Page and application data records:

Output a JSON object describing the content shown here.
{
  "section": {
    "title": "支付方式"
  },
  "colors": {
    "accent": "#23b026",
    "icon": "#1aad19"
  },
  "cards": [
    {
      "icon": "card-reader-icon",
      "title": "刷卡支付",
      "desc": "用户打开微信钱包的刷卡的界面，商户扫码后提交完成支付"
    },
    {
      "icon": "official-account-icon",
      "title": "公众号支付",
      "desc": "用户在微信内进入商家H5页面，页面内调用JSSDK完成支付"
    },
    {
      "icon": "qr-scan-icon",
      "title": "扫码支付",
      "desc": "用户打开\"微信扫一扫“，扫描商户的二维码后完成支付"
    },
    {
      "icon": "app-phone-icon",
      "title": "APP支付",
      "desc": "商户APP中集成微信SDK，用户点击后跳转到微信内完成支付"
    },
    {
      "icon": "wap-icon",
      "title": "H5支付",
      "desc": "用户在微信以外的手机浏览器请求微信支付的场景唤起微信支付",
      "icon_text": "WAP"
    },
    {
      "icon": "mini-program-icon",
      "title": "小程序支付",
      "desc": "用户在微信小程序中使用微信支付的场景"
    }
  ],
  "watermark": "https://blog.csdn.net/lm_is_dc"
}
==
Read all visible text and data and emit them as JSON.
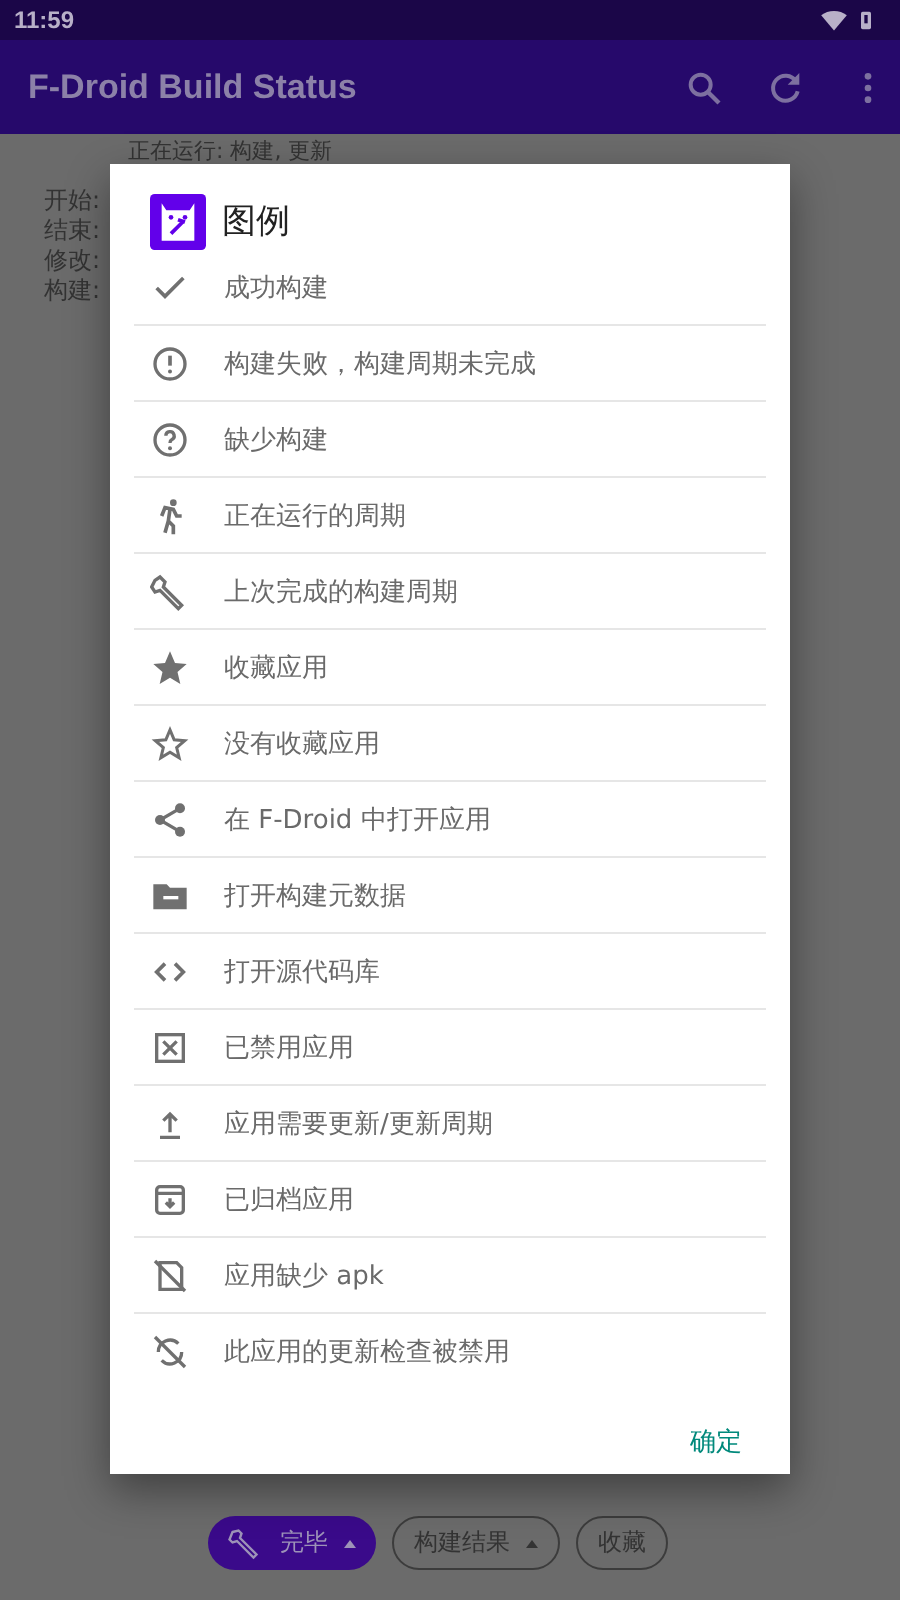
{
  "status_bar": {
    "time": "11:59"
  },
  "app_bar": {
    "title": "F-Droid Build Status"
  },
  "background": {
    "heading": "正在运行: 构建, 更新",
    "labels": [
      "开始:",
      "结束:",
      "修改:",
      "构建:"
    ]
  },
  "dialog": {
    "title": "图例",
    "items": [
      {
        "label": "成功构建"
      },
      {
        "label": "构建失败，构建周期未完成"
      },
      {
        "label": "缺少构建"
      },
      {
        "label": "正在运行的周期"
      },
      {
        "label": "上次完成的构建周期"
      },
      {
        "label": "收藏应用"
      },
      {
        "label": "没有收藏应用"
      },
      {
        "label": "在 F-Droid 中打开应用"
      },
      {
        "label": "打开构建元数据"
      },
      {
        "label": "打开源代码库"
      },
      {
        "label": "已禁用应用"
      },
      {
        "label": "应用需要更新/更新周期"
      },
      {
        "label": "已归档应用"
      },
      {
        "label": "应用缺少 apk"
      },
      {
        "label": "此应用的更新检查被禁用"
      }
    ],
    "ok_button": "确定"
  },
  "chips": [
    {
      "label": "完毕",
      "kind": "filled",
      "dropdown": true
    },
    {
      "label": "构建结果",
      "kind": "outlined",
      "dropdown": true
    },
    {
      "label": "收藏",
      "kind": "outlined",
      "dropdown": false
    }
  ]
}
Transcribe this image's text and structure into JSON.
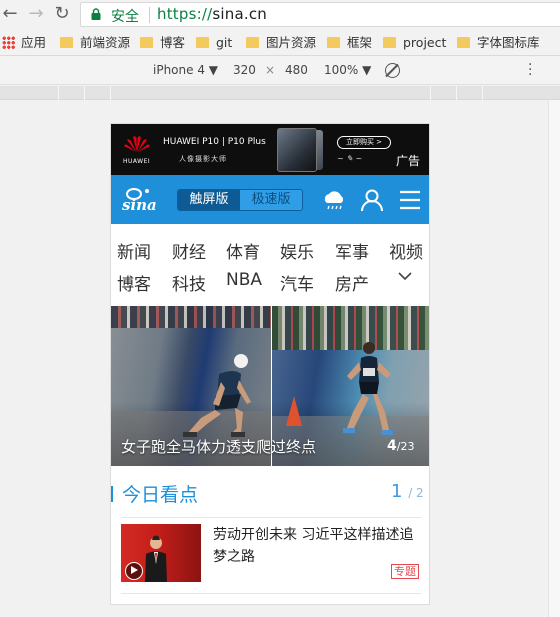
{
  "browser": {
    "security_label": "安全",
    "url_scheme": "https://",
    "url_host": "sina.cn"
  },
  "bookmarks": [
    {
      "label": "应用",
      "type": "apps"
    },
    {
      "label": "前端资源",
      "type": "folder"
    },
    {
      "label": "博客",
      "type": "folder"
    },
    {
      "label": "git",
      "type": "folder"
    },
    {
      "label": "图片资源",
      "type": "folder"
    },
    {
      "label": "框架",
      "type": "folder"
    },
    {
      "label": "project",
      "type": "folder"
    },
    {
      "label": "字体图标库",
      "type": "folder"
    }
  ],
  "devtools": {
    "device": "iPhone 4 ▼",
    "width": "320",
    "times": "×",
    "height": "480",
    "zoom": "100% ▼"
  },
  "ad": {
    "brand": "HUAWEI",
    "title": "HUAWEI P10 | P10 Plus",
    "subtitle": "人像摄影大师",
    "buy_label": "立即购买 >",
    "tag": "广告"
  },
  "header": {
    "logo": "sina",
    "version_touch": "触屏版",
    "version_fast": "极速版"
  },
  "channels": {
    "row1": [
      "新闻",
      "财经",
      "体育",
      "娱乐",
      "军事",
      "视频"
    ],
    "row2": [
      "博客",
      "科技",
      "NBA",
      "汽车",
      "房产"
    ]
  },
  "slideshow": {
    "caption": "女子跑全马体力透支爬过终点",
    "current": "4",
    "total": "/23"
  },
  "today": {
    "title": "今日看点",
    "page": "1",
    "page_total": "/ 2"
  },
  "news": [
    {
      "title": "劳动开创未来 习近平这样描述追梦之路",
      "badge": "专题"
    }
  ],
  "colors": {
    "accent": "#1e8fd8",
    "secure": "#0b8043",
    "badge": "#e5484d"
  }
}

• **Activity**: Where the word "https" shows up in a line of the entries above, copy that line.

• **Finished task**:
  "watermark": "https://blog.csdn.net/lm_is_dc"
    "url_scheme": "https://",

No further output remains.